● **Assignment**
Please reproduce the data below exactly, from the first line to the last.

======== Information shown

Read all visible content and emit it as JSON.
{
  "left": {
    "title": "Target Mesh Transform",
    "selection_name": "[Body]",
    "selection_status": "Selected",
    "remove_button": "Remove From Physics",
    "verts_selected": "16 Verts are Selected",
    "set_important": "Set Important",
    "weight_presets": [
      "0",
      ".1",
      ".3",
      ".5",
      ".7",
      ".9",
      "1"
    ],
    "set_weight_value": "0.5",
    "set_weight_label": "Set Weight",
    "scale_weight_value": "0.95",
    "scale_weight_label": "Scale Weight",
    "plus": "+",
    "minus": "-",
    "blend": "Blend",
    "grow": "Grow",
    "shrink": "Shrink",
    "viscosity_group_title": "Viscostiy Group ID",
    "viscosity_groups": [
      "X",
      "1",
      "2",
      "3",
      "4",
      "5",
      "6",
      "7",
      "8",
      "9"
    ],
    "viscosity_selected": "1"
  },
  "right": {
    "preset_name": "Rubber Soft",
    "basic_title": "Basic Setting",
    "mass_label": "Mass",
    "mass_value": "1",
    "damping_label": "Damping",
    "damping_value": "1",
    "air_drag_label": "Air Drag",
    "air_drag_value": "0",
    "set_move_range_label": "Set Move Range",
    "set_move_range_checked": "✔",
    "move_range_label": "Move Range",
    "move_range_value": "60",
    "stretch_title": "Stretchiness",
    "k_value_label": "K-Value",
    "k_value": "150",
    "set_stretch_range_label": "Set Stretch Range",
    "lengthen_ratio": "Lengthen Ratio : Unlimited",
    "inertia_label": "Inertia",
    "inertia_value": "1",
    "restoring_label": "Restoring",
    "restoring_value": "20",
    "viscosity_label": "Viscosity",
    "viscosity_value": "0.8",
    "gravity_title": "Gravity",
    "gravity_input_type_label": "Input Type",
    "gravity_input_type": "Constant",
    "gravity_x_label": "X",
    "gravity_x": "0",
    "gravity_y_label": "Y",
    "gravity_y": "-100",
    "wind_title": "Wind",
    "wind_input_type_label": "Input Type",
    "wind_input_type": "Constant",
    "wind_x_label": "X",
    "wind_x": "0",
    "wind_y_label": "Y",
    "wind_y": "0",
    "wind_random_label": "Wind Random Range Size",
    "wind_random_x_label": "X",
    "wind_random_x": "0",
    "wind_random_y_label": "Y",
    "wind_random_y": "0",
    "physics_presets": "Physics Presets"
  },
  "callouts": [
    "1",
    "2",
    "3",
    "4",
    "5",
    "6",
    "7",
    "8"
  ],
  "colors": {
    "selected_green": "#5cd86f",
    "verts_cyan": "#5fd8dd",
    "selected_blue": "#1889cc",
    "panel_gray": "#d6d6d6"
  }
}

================

● **Exercise solution**
Read all visible content and emit it as JSON.
{
  "left": {
    "title": "Target Mesh Transform",
    "selection_name": "[Body]",
    "selection_status": "Selected",
    "remove_button": "Remove From Physics",
    "verts_selected": "16 Verts are Selected",
    "set_important": "Set Important",
    "weight_presets": [
      "0",
      ".1",
      ".3",
      ".5",
      ".7",
      ".9",
      "1"
    ],
    "set_weight_value": "0.5",
    "set_weight_label": "Set Weight",
    "scale_weight_value": "0.95",
    "scale_weight_label": "Scale Weight",
    "plus": "+",
    "minus": "-",
    "blend": "Blend",
    "grow": "Grow",
    "shrink": "Shrink",
    "viscosity_group_title": "Viscostiy Group ID",
    "viscosity_groups": [
      "X",
      "1",
      "2",
      "3",
      "4",
      "5",
      "6",
      "7",
      "8",
      "9"
    ],
    "viscosity_selected": "1"
  },
  "right": {
    "preset_name": "Rubber Soft",
    "basic_title": "Basic Setting",
    "mass_label": "Mass",
    "mass_value": "1",
    "damping_label": "Damping",
    "damping_value": "1",
    "air_drag_label": "Air Drag",
    "air_drag_value": "0",
    "set_move_range_label": "Set Move Range",
    "set_move_range_checked": "✔",
    "move_range_label": "Move Range",
    "move_range_value": "60",
    "stretch_title": "Stretchiness",
    "k_value_label": "K-Value",
    "k_value": "150",
    "set_stretch_range_label": "Set Stretch Range",
    "lengthen_ratio": "Lengthen Ratio : Unlimited",
    "inertia_label": "Inertia",
    "inertia_value": "1",
    "restoring_label": "Restoring",
    "restoring_value": "20",
    "viscosity_label": "Viscosity",
    "viscosity_value": "0.8",
    "gravity_title": "Gravity",
    "gravity_input_type_label": "Input Type",
    "gravity_input_type": "Constant",
    "gravity_x_label": "X",
    "gravity_x": "0",
    "gravity_y_label": "Y",
    "gravity_y": "-100",
    "wind_title": "Wind",
    "wind_input_type_label": "Input Type",
    "wind_input_type": "Constant",
    "wind_x_label": "X",
    "wind_x": "0",
    "wind_y_label": "Y",
    "wind_y": "0",
    "wind_random_label": "Wind Random Range Size",
    "wind_random_x_label": "X",
    "wind_random_x": "0",
    "wind_random_y_label": "Y",
    "wind_random_y": "0",
    "physics_presets": "Physics Presets"
  },
  "callouts": [
    "1",
    "2",
    "3",
    "4",
    "5",
    "6",
    "7",
    "8"
  ],
  "colors": {
    "selected_green": "#5cd86f",
    "verts_cyan": "#5fd8dd",
    "selected_blue": "#1889cc",
    "panel_gray": "#d6d6d6"
  }
}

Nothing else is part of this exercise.